When drivers blow through the toll lanes on the Dulles Toll Road without paying, a red security light immediately flashes and starts whirling in circles. A loud bell rings.
And that's it. Forever.
Despite the gaudy appearance of enforcement, it's all for show, state officials acknowledged. That little device that looks like it houses a camera? There's nothing in there. There is no equipment to catch toll cheaters. No pictures are taken. No ticket is issued. No note is sent home to Mom.
Watchout, the fake camera might take your picture.
Second, aren't there a few hundred other freeways in the country that have working toll violator capturing services? I know from experience that DC and Bethesda have some working traffic cameras that never miss a violating car. I've read that NJ's E-Z Pass has worked too well in catching violators, as the state was counting on the penalties to pay for the system's installation, only to have less people try to cheat because of how well violators were captured. Couldn't the VA DOT have spoken to other transportation departments and used one of their systems?
Third, I think it's great that the Washington Post has taken upon itself the role of letting the public know they don't have to pay tolls and may speed through them without any reparations. Way to use just a little discretion. What's next, an article letting us know we can take a packet of crackers from Giant's soup display without paying? Granted this article will embarrass the VA DOT and maybe fast-track the work, but I doubt it. Perhaps it's all part of a sinister plan to make more people think they can violate the tolls only to either now have working electronic enforcement and/or loads more cops waiting at the tolls. However, I wouldn't give the DOT that much credit to do something as sneaky as this.
Fourth, you may ask:
So why all the bells and lights when violators drive by? "To alert a nearby toll collector if they can catch the license plate to take down information or if law enforcement is nearby and there is somebody they need to pursue," said Deborah Brown, director of innovative (Ironic, no?) finance and revenue operations at VDOT.

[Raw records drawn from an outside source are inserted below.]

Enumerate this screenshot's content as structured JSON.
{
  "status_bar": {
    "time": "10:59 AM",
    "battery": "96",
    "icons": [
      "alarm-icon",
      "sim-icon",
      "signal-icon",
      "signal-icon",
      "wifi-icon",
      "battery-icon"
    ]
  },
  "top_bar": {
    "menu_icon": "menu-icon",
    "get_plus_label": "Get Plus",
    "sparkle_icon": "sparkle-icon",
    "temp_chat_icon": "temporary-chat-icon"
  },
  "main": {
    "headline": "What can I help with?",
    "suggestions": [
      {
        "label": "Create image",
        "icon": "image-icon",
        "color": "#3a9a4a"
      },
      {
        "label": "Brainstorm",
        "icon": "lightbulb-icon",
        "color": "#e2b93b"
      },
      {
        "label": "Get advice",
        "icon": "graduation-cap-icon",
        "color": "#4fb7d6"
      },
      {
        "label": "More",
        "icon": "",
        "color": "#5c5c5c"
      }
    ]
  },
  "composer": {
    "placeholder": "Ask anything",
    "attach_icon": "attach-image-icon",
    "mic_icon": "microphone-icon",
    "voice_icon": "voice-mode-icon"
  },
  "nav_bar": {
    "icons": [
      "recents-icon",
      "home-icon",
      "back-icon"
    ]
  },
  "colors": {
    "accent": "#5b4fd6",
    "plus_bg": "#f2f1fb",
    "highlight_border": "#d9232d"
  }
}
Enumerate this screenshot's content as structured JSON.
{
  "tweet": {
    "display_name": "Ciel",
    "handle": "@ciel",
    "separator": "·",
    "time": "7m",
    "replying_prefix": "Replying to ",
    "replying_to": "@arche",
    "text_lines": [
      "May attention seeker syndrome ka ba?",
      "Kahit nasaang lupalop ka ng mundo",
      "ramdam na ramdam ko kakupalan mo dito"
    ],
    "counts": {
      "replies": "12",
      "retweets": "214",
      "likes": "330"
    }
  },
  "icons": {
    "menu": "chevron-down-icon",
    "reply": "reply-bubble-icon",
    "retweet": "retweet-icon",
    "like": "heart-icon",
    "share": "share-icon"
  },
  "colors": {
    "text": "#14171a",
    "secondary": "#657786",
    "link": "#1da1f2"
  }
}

Riiiiight, because I'm sure a toll collector has nothing better to do than stop collecting money and furiously write down someone's license plate. Plus, by the time anyone would turn to see the violating car, it'd be well on its way and out of plate-reading distance. I love red tape, especially now that I know I won't have to pay tolls.